Conscription during World War One was a negative event. Canada was split into two groups, and people were forced into becoming involved in a war they may not have believed in. However, the most valid argument is that conscription did not prove to be a useful idea.
With French Canadians and English Canadians already in a feud, conscription simply heightened the barrier between them. Forcing French Canadians to fight a war for an empire they felt they owed nothing to, simply placed them one step back from reaching trust and acceptance of each other. Also, the already nonexistent bond between French Canadians and Britain grew weaker by the day after conscription was passed. Furthermore, aside from French Canadians, Pacifists and other groups were forced to fight a war they did not wish to as well.
No one could refuse conscription without being labeled a "ÃÂConscientious Objector'. People who were morally opposed to fighting in the war (i.e.
Pacifists) were given this name that may as well have read: TRAITOR. French Canadians could not refuse to fight either. Though the reason is different, the problem still occurs, and it wasn't fair. Moreover, not all people were granted honourable pardons, though they had logical reasons not to take part in the war. Only reasons concerning health, the running of the country and losing vast sums of money allowed a man remain at home without the shame of the tag "ÃÂConscientious Objector' over his head.

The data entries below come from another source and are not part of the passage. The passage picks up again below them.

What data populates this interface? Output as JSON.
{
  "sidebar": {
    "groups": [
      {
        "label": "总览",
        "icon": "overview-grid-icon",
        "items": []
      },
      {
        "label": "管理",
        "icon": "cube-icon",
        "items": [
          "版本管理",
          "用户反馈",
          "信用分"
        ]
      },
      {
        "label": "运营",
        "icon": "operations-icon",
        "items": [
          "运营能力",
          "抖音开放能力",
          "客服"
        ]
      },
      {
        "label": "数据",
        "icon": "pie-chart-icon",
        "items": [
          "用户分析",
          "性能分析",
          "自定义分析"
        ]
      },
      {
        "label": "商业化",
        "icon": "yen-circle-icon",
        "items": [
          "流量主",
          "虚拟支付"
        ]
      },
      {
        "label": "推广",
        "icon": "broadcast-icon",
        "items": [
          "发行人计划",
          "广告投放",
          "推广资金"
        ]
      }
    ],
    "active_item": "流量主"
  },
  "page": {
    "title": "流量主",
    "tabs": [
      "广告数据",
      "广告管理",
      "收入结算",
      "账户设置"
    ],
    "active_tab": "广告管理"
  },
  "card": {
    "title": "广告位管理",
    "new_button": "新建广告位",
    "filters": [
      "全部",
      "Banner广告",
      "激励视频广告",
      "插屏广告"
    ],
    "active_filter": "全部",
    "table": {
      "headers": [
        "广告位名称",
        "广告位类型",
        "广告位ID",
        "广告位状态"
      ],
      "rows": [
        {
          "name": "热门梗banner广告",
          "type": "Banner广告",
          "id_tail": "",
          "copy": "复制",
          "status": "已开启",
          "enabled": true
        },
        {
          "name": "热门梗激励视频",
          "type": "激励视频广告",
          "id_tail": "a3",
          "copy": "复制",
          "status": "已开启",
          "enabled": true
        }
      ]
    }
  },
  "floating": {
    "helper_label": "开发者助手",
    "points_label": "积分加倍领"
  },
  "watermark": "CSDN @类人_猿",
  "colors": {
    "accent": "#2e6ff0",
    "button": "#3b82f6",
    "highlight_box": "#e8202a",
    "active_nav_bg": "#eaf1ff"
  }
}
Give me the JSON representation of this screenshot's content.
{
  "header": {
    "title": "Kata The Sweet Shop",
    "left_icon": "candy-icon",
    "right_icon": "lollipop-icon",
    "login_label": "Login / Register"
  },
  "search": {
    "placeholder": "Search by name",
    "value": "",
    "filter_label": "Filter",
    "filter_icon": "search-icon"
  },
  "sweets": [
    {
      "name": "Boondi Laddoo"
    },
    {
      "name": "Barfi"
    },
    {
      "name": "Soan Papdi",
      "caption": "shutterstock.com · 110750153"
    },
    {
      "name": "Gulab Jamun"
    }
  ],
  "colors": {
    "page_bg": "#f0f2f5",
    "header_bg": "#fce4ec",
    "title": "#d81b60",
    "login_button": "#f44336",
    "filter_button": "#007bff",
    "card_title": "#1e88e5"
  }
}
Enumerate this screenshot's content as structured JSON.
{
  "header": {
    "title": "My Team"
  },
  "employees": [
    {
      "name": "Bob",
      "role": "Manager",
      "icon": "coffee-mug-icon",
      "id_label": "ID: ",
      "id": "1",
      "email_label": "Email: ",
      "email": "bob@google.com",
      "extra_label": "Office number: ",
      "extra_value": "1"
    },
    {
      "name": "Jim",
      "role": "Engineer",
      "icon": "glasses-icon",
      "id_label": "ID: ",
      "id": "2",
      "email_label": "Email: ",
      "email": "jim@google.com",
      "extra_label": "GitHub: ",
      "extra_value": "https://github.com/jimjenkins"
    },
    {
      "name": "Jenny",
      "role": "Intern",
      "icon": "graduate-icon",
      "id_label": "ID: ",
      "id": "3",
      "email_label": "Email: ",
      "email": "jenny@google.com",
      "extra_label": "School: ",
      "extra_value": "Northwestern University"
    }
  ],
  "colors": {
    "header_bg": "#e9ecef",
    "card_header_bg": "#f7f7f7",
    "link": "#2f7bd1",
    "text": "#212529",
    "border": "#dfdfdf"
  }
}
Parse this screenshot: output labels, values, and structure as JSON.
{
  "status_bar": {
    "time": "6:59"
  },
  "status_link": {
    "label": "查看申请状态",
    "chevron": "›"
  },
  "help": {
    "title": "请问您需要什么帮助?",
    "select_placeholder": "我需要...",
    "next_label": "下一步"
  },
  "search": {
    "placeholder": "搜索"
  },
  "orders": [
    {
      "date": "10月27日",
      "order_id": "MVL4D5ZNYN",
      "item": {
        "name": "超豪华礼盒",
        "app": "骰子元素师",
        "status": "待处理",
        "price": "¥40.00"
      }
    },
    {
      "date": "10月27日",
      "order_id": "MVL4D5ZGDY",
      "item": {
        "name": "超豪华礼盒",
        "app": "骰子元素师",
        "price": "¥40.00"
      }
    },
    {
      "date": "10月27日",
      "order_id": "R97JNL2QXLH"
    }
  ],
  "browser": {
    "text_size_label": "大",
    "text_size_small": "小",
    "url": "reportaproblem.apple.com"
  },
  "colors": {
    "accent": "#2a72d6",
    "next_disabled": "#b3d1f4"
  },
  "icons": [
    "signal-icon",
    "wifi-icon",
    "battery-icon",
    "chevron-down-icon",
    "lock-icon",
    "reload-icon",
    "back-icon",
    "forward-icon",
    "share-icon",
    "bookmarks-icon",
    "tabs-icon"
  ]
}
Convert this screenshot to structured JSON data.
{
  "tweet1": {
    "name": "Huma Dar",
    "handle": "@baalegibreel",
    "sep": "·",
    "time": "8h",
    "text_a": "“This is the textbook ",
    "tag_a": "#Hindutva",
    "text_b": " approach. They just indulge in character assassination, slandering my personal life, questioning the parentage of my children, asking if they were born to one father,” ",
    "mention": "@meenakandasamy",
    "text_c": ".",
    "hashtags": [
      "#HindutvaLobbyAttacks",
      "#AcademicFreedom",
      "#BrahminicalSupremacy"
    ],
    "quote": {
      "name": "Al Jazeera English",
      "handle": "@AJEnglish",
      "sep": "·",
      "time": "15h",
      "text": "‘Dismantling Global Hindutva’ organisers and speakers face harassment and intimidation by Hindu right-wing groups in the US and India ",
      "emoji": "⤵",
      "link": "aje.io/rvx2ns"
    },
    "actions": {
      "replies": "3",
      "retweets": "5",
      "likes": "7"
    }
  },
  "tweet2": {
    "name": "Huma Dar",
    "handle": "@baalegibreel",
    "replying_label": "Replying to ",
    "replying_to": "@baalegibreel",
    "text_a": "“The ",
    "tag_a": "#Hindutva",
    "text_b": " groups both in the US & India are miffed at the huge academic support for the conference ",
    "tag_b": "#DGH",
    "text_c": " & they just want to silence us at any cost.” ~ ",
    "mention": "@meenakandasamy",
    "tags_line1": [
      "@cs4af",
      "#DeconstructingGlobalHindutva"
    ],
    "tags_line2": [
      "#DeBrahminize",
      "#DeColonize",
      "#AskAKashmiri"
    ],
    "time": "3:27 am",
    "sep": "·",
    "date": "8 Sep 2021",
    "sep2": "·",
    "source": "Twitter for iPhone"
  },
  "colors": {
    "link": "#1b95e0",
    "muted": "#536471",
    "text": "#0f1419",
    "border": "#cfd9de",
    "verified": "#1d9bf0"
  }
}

Most importantly, conscription did not prove to be a valid tactic. Over 400 000 Canadians were drafted by means of conscription but a large majority of them tried to be excused. Many just did not attend to the recruitment offices. Of the thousands that actually accepted the responsibility, a mere 24 000 fought at the front.